◆ Work required: Look below and pull out each line with the word "this".

◆ The records:
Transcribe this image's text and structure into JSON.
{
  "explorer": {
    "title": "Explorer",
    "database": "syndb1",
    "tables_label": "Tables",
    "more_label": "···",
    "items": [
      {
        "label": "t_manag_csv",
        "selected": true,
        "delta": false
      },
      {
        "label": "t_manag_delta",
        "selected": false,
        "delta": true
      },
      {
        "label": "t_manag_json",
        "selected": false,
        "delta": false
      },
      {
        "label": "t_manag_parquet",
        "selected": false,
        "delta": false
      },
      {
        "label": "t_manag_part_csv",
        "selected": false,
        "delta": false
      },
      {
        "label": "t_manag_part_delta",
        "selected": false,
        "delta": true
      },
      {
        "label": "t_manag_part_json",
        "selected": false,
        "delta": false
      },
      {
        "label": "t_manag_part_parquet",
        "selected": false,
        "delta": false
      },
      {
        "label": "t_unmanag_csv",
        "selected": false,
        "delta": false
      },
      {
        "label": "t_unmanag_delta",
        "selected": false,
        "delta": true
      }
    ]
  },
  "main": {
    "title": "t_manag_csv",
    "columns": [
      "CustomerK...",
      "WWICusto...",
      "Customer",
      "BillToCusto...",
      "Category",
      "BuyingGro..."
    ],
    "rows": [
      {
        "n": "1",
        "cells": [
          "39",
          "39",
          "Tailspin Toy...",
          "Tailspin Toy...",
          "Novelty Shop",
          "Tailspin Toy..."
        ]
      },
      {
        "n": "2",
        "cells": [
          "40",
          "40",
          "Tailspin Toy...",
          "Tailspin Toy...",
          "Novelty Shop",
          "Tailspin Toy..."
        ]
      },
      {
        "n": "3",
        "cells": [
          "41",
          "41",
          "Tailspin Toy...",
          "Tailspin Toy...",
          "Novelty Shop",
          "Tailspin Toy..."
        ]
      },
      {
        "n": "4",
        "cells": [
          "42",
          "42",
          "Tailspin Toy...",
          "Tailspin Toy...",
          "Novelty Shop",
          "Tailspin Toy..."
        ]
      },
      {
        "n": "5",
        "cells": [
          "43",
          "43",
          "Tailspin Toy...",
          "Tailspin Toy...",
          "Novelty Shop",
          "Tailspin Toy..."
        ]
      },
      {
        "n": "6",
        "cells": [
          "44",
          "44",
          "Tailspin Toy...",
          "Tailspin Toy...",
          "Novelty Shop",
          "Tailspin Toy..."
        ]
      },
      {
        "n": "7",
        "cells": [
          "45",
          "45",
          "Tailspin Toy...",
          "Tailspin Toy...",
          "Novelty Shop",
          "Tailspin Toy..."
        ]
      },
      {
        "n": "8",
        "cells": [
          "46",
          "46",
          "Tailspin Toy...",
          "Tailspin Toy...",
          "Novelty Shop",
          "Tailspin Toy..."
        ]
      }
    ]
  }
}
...
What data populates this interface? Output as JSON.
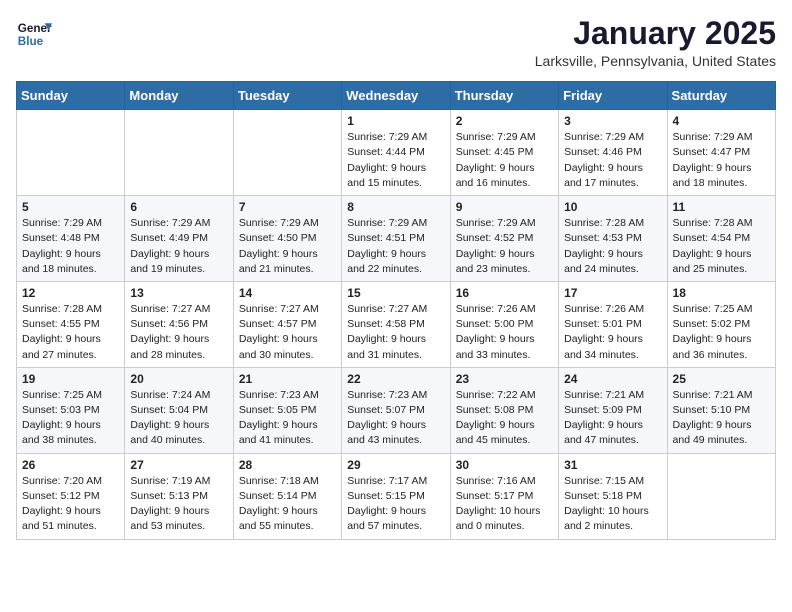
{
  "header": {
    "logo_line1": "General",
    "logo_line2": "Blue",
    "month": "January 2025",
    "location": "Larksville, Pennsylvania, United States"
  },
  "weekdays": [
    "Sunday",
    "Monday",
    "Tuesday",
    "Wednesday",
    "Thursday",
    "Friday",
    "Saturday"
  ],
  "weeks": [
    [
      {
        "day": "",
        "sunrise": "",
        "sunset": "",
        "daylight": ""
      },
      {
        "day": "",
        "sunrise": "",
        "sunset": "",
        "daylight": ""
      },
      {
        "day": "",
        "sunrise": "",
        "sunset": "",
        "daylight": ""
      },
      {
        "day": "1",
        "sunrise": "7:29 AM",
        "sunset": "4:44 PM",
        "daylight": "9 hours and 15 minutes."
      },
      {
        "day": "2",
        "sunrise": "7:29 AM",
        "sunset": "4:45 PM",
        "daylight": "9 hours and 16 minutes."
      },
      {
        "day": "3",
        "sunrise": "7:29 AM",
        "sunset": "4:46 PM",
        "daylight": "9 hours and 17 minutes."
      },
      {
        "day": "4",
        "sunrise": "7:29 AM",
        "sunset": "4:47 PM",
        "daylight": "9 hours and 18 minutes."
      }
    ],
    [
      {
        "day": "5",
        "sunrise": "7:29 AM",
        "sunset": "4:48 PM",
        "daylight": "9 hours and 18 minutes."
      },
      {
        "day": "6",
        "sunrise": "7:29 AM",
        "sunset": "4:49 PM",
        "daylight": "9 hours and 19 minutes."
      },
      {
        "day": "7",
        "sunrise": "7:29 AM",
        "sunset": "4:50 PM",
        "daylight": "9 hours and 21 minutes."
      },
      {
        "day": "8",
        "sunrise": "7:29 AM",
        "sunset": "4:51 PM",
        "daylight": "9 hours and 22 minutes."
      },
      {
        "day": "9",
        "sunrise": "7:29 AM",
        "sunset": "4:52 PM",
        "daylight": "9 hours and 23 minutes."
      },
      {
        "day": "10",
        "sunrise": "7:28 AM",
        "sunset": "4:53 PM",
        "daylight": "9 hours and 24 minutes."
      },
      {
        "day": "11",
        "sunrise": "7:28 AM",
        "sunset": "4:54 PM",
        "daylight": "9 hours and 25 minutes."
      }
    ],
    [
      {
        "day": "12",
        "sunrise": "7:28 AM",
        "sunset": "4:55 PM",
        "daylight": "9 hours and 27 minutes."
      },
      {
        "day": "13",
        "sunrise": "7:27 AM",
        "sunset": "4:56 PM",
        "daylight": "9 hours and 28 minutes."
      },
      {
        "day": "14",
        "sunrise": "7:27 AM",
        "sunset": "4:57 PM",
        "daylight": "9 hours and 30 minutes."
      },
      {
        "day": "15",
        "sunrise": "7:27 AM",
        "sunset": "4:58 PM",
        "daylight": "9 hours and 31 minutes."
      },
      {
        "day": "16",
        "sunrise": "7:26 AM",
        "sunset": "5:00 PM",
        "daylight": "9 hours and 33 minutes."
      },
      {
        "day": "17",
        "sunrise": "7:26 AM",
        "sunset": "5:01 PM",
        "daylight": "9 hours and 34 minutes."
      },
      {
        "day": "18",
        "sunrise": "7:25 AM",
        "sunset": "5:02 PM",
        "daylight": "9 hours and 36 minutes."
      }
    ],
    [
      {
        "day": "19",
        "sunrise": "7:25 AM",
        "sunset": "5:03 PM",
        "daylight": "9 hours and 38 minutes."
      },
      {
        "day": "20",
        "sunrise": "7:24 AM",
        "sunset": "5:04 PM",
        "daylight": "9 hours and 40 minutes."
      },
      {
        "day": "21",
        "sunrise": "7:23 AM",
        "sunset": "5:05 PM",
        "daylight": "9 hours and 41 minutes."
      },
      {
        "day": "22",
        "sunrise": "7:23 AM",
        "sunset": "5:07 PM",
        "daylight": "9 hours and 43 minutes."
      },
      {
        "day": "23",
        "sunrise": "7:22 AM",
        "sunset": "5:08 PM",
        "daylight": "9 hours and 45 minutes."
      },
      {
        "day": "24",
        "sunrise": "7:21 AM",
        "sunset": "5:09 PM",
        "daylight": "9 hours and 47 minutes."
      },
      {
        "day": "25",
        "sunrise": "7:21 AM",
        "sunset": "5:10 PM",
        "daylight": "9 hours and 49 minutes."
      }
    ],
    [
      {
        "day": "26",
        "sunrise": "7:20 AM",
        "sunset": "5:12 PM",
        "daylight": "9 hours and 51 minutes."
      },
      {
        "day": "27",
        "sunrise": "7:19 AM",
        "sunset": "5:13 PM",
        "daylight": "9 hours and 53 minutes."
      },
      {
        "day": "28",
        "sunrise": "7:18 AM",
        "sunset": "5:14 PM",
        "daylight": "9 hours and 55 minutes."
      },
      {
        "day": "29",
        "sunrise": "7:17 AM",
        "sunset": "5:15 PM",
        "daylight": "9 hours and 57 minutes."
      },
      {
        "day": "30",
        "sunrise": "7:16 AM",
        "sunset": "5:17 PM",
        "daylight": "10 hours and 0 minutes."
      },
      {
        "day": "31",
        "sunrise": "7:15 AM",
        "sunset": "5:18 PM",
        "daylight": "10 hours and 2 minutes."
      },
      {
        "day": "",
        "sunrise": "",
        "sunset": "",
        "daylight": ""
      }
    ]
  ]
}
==
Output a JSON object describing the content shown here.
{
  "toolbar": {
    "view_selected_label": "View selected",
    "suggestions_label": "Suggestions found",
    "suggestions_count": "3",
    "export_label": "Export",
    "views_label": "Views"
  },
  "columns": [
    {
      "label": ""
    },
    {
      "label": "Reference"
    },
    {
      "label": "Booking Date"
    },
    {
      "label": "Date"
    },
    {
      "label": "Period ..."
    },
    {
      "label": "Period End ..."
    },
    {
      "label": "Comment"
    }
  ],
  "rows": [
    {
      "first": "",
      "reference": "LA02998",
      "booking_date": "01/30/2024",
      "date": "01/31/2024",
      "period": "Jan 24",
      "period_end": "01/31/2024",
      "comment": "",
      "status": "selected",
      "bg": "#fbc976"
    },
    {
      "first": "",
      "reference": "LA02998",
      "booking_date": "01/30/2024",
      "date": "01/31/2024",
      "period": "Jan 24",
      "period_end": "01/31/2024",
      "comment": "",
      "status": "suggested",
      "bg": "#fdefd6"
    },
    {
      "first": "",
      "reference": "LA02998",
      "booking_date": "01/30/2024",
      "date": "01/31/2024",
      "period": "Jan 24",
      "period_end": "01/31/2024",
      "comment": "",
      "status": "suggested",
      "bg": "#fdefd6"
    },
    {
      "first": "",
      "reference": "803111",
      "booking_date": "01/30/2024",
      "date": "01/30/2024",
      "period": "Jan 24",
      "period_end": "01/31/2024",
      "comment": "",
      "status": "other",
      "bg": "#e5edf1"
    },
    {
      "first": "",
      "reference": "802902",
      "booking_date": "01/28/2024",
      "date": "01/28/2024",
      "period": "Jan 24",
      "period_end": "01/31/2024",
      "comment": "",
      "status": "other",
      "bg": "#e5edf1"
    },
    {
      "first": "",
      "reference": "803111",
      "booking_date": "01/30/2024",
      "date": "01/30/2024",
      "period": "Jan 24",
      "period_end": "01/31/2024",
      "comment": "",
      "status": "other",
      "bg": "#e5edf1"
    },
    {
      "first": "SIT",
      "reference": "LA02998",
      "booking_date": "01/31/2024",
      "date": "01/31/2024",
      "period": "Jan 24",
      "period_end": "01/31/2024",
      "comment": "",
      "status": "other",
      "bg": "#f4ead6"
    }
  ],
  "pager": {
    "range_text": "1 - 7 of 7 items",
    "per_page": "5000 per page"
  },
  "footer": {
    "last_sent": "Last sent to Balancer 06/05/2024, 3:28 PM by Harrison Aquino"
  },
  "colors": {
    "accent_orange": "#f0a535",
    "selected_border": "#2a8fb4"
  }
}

◆ Final answer:
Transcribe this image's text and structure into JSON.
What data populates this interface? Output as JSON.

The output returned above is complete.